Of particular relevance to the events of last Tuesday are his reflections on the subject of cruelty (Book II). For Montaigne, cruelty is the worst of all vices. ‘Je hay entre autres vices, cruellement, la cruauté…’ And not just cruelty between human beings, but also cruelty to animals. He cannot bear to see ‘a chicken have its throat cut’ nor hear the whimpers of ‘a hare in my dog’s teeth’. In the following chapter ‘An Apology for Raymond Sebond’ he returns to the subject of animals again, starting by attacking man’s arrogant presumptuousness, his ‘natural and original illness’. In our ‘divine’ presumption, he writes, we consider ourselves superior to animals who are ‘our fellows and companions’. Yet it is often such ‘morally superior’ beings who show themselves to be capable of terrible cruelty. Citing the example of the Romans who, starting with spectacles showing the slaughter of animals then progressed to the slaughter of men, he expresses the fear that nature has ‘attached’ to man some ‘instinct toward inhumanity’. No one, he says, takes pleasure in watching animals play together while everyone enjoys seeing them “s’entredéchirer et desmembrer“, dismember and tear each other to pieces.

Many people remarked on this aspect of the Paris attacks, where the terrorists specifically targeted people who were out to enjoy themselves-an evening with friends, a football match, a concert-people who were there to ‘s’entrejouer’ and who finished by being torn to pieces and dismembered.

One hundred and thirty people died in those attacks. This weekend the world has been remembering the latest victims of man’s ‘instinct toward inhumanity’, the 35 dead and 340 injured, their grieving families and friends, all those who suffered and died at the hands of other, ‘morally superior’, beings: the cruel authors of ‘Hate Story’, written in Brussels.

‘I have the tenderest compassion for others’ afflictions…Nothing tempts my tears but tears.’ Michel de Montaigne

A special thanks to Sylvain Grand’Maison for permission to use his striking illustration:

*Montaigne’s writing is accessible on the internet from a multitude of sources, varying according to the different editions/translations of his works. I’ve used the following sources to check the accuracy (or not) of French and English versions, with most of the latter being freely (and possibly incorrectly) translated by myself.,+Michel+de

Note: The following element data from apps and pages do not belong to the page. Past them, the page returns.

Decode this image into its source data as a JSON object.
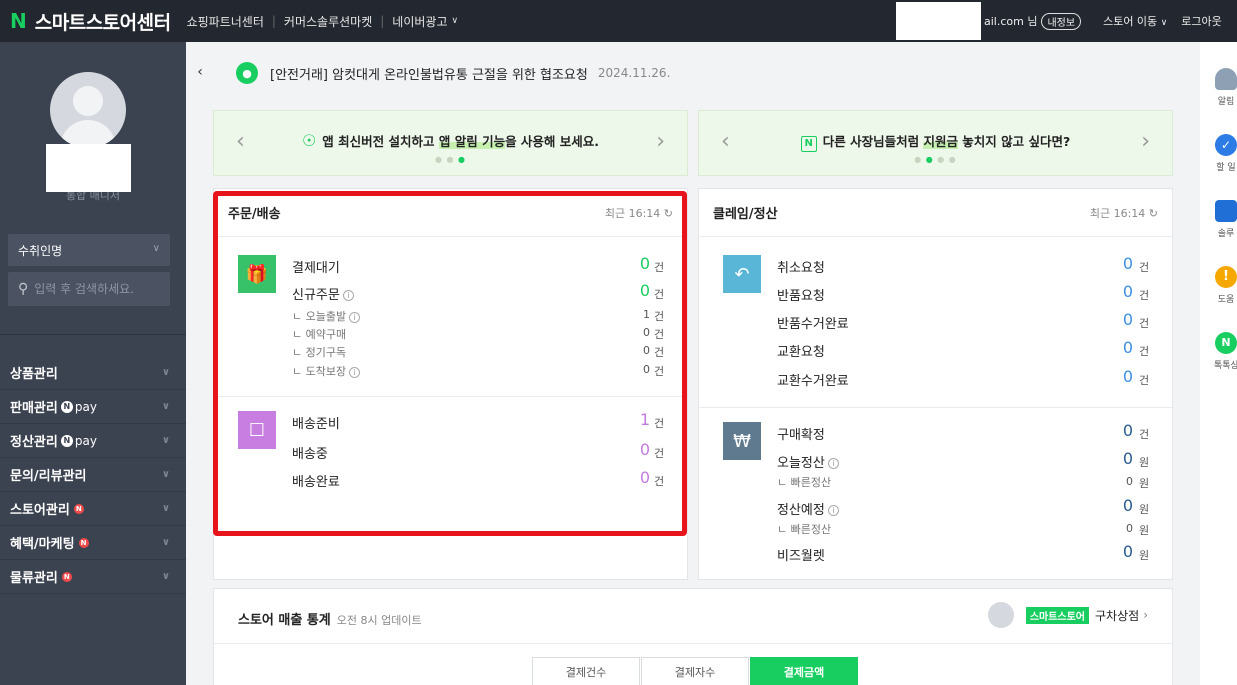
{
  "topbar": {
    "logo_n": "N",
    "logo_text": "스마트스토어센터",
    "nav": [
      "쇼핑파트너센터",
      "커머스솔루션마켓",
      "네이버광고"
    ],
    "user_suffix": "ail.com 님",
    "info_badge": "내정보",
    "store_move": "스토어 이동",
    "logout": "로그아웃"
  },
  "sidebar": {
    "role": "통합 매니저",
    "select_value": "수취인명",
    "search_placeholder": "입력 후 검색하세요.",
    "menu": [
      {
        "label": "상품관리"
      },
      {
        "label": "판매관리",
        "pay": "pay"
      },
      {
        "label": "정산관리",
        "pay": "pay"
      },
      {
        "label": "문의/리뷰관리"
      },
      {
        "label": "스토어관리",
        "n": "N"
      },
      {
        "label": "혜택/마케팅",
        "n": "N"
      },
      {
        "label": "물류관리",
        "n": "N"
      }
    ]
  },
  "notice": {
    "text": "[안전거래] 암컷대게 온라인불법유통 근절을 위한 협조요청",
    "date": "2024.11.26."
  },
  "banners": {
    "left": {
      "pre": "앱 최신버전 설치하고 ",
      "hl": "앱 알림 기능",
      "post": "을 사용해 보세요."
    },
    "right": {
      "pre": "다른 사장님들처럼 ",
      "hl": "지원금",
      "post": " 놓치지 않고 싶다면?"
    }
  },
  "order": {
    "title": "주문/배송",
    "recent": "최근 16:14",
    "group1": {
      "main": [
        {
          "label": "결제대기",
          "count": "0",
          "unit": "건"
        },
        {
          "label": "신규주문",
          "count": "0",
          "unit": "건",
          "info": true
        }
      ],
      "sub": [
        {
          "label": "오늘출발",
          "count": "1",
          "unit": "건",
          "info": true
        },
        {
          "label": "예약구매",
          "count": "0",
          "unit": "건"
        },
        {
          "label": "정기구독",
          "count": "0",
          "unit": "건"
        },
        {
          "label": "도착보장",
          "count": "0",
          "unit": "건",
          "info": true
        }
      ]
    },
    "group2": [
      {
        "label": "배송준비",
        "count": "1",
        "unit": "건"
      },
      {
        "label": "배송중",
        "count": "0",
        "unit": "건"
      },
      {
        "label": "배송완료",
        "count": "0",
        "unit": "건"
      }
    ]
  },
  "claim": {
    "title": "클레임/정산",
    "recent": "최근 16:14",
    "group1": [
      {
        "label": "취소요청",
        "count": "0",
        "unit": "건"
      },
      {
        "label": "반품요청",
        "count": "0",
        "unit": "건"
      },
      {
        "label": "반품수거완료",
        "count": "0",
        "unit": "건"
      },
      {
        "label": "교환요청",
        "count": "0",
        "unit": "건"
      },
      {
        "label": "교환수거완료",
        "count": "0",
        "unit": "건"
      }
    ],
    "group2": {
      "buy": {
        "label": "구매확정",
        "count": "0",
        "unit": "건"
      },
      "today": {
        "label": "오늘정산",
        "count": "0",
        "unit": "원"
      },
      "today_fast": {
        "label": "빠른정산",
        "count": "0",
        "unit": "원"
      },
      "plan": {
        "label": "정산예정",
        "count": "0",
        "unit": "원"
      },
      "plan_fast": {
        "label": "빠른정산",
        "count": "0",
        "unit": "원"
      },
      "wallet": {
        "label": "비즈월렛",
        "count": "0",
        "unit": "원"
      }
    }
  },
  "rail": [
    "알림",
    "할 일",
    "솔루",
    "도움",
    "톡톡상"
  ],
  "stats": {
    "title": "스토어 매출 통계",
    "sub": "오전 8시 업데이트",
    "tag": "스마트스토어",
    "store": "구차상점",
    "tabs": [
      "결제건수",
      "결제자수",
      "결제금액"
    ],
    "active_tab": "결제금액"
  },
  "colors": {
    "brand": "#19ce60",
    "order_count_green": "#19ce60",
    "delivery_count_purple": "#c47be0",
    "claim_count_blue": "#3d8fe5",
    "highlight_red": "#e8141b"
  }
}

This excellent free site offers several versions of Montaigne’s works in French and English.

Offers editions of various authors for a small fee.

Visit this lovely site to read more about Montaigne’s tower and see some beautiful photos.